Data shown:
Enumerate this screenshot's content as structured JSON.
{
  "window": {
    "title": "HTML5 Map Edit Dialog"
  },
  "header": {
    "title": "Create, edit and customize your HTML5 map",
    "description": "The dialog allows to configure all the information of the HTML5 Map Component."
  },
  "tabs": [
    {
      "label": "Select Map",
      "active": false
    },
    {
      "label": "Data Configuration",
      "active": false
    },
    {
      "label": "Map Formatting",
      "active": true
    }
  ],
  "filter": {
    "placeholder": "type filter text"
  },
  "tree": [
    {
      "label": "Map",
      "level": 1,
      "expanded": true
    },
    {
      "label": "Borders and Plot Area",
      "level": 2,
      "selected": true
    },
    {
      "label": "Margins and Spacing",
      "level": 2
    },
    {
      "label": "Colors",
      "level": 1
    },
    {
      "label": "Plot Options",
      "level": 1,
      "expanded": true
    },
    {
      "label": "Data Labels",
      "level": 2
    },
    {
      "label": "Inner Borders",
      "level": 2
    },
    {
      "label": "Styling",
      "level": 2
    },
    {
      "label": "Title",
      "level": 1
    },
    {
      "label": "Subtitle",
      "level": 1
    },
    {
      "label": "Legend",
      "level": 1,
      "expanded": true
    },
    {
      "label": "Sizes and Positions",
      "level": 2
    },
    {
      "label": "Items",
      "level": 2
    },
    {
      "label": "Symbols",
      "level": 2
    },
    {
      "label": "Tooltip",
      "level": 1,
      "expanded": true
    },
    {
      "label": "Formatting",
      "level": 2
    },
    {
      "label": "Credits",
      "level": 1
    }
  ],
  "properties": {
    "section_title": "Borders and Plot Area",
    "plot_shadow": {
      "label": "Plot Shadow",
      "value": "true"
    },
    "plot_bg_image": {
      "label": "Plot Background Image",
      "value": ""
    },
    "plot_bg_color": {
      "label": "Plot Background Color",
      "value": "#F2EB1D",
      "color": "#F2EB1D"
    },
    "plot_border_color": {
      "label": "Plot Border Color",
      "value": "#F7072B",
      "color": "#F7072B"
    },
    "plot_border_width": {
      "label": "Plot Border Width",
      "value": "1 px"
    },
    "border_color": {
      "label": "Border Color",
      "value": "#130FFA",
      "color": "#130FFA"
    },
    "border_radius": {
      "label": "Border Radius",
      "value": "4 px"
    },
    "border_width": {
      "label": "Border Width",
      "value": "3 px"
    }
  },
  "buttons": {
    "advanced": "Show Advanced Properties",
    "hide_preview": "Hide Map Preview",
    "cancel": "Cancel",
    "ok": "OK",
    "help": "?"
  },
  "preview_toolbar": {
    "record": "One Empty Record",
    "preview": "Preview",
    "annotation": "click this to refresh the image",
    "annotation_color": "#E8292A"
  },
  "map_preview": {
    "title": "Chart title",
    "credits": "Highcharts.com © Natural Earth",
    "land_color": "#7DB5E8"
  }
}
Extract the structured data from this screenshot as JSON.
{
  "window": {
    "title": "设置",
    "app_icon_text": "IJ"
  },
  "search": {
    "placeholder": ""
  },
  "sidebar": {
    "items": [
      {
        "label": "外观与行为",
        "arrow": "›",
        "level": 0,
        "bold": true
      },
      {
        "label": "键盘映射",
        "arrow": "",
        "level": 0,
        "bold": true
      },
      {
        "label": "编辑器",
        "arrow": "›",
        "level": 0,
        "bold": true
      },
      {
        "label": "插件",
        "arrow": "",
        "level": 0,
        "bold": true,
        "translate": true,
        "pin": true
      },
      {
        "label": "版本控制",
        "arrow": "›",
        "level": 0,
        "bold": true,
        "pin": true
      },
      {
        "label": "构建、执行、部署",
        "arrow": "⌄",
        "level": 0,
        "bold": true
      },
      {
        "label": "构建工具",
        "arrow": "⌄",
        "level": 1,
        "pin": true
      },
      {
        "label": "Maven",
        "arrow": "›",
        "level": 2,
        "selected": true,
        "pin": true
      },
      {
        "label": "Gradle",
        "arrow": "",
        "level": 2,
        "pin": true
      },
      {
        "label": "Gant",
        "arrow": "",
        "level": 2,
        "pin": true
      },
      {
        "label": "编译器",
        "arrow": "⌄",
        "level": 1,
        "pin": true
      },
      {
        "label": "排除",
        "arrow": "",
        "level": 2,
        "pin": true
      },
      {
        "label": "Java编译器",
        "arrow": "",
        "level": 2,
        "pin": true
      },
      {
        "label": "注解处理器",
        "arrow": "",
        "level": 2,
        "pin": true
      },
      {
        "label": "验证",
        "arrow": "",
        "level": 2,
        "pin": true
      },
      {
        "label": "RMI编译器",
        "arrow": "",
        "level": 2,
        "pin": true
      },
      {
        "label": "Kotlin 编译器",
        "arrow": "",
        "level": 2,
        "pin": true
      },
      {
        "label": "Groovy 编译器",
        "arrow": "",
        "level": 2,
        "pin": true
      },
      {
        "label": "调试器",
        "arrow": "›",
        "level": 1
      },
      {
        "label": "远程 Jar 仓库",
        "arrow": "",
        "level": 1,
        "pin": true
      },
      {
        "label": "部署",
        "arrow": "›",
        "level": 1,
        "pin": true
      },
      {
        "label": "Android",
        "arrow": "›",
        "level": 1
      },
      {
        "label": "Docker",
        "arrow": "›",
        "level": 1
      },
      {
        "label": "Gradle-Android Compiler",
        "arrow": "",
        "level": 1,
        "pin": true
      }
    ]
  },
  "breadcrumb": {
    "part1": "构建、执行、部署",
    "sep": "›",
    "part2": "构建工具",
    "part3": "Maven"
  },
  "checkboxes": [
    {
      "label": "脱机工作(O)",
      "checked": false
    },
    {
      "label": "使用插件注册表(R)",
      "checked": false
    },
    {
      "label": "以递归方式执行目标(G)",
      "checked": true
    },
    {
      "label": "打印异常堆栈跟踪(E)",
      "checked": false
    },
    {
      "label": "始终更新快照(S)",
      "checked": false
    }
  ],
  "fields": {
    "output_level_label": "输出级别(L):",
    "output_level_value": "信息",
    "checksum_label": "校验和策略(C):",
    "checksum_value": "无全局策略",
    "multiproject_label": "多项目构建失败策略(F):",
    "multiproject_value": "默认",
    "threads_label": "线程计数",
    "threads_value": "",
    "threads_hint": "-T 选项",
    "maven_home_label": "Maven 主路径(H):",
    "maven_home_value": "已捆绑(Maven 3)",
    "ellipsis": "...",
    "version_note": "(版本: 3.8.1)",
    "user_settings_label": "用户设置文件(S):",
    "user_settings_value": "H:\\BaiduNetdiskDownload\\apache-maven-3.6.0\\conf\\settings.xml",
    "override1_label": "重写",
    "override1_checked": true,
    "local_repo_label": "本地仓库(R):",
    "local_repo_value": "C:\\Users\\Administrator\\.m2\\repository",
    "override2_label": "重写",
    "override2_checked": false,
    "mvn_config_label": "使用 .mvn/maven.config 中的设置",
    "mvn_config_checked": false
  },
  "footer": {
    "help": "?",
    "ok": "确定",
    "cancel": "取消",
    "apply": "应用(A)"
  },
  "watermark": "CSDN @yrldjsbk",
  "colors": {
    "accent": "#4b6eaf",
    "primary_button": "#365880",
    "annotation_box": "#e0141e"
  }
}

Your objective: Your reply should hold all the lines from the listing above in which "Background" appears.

Solved problem:
      "label": "Plot Background Image",
      "label": "Plot Background Color",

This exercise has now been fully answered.